Google will be launching its new fiber-based broadband network in Kansas City next week, according to a company blog post.
Google has set up a special page announcing the launch date of July 26. The company didn't provide further details, but on the Web site it says to check back at google.com/fiber on July 26 for the full announcement. You can also sign on to the mailing list to be alerted when the announcement is made.
The blog GigaOm said in an item about the Google post that invitations had been sent out for a launch event next Thursday in Kansas City, Kan., where the network is being built. According to GigaOm the invitation reads, "We would like to invite you to a special announcement about Google Fiber and the next chapter of the Internet."
Google, which announced the project in February 2010, began construction of the network backbone in February. The company had said it expected to launch the network this summer.
The idea behind Google Fiber is for the company to build a commercial fiber-based high-speed broadband network that Google and others can use to test new business models and applications that need very fast connections -- upward of 1Gbps. Thousands of cities competed to be the home of the future network. And Kansas City won.
Now it looks like Google is ready to put the network into action. Earlier this summer a set-top box displaying the company's logo made it through the Federal Communications Commission's approval process. It's not known how much of the network has been built. In February, Kevin Lo, general manager of Google Access, said the company had begun construction of the network but that Google would initially build out the backbone and then later build the fiber directly to homes and businesses.
Lo described how Google plans to stretch the fiber optic backbone across "Kansas City, Kan., and Kansas City, Mo.," with the expectation of giving residents more than 100 times faster broadband connections than what most Americans experience today.
But building out this new network, which requires streets and other land to be dug up to lay the new fiber, takes time. And it could be many more months before everyone in the surrounding Kansas City area has access to the network.
"At first, we'll focus on building this solid fiber backbone," Lo said. "Then, as soon as we have an infrastructure that is up and running, we'll be able to connect Google Fiber into homes across Kansas City."
Google claims it has no intentions of entering the broadband market in a major way to compete with local providers. Instead, the company has said the network is merely a commercial test bed to see what applications and services are possible with 1Gbps speeds. Still, some believe Google has other motives for building the network.

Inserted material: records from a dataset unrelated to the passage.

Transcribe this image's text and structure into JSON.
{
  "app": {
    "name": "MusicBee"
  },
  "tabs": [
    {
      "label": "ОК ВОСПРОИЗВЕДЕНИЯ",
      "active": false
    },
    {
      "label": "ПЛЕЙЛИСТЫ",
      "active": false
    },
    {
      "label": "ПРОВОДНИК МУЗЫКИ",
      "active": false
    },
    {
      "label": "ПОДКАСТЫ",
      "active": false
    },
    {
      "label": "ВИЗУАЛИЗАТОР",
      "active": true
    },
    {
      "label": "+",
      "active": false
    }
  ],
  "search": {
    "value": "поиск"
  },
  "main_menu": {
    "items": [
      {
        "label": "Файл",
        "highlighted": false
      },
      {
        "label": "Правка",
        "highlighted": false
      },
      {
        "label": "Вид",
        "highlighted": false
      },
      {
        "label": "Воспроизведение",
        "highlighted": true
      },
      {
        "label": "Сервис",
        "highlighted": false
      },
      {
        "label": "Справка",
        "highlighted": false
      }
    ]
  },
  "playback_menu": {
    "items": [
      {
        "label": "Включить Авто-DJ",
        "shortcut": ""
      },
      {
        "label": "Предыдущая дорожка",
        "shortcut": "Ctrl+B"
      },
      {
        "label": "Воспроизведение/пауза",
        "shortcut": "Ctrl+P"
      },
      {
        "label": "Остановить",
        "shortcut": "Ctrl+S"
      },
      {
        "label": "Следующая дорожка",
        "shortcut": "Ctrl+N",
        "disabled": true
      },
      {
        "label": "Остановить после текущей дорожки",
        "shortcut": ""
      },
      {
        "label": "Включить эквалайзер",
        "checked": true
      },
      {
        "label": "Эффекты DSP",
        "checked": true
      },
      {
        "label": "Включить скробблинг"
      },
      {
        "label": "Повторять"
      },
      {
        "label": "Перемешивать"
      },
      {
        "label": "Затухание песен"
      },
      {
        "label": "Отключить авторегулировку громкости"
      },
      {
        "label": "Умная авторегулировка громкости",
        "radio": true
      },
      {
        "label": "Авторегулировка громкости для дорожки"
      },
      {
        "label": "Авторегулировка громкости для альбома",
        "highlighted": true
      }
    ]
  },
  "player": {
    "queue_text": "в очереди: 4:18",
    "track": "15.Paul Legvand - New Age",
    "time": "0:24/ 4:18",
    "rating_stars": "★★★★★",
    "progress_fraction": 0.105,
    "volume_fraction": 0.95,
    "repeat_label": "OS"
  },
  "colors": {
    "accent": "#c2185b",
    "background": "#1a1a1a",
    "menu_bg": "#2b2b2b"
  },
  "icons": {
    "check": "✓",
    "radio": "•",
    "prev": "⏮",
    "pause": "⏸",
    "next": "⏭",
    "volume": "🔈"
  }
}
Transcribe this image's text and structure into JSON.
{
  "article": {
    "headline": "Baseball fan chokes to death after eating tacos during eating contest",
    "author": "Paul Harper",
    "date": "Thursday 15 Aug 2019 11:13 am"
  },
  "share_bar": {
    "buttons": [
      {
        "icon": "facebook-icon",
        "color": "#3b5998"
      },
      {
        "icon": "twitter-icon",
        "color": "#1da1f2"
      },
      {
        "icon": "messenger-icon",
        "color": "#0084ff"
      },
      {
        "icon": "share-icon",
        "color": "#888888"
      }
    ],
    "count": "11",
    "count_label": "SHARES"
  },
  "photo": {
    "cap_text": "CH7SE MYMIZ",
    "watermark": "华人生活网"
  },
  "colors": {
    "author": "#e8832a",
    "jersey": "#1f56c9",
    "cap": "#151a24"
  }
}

GigaOm writer Stacey Higginbotham speculates that Google wants to gather data about the true cost of running services, like those offered by Google or Netflix, over broadband networks. Some broadband providers have complained for years that Internet companies, like Google, are getting a "free ride" on their networks. Google's own broadband network should give the company a clearer picture of what those costs truly are, Higginbotham speculates in her post.
Google has not said much about if or where it will deploy similar fiber networks. But there's been speculation that Google may also launch a Google Fiber network in some part of Europe.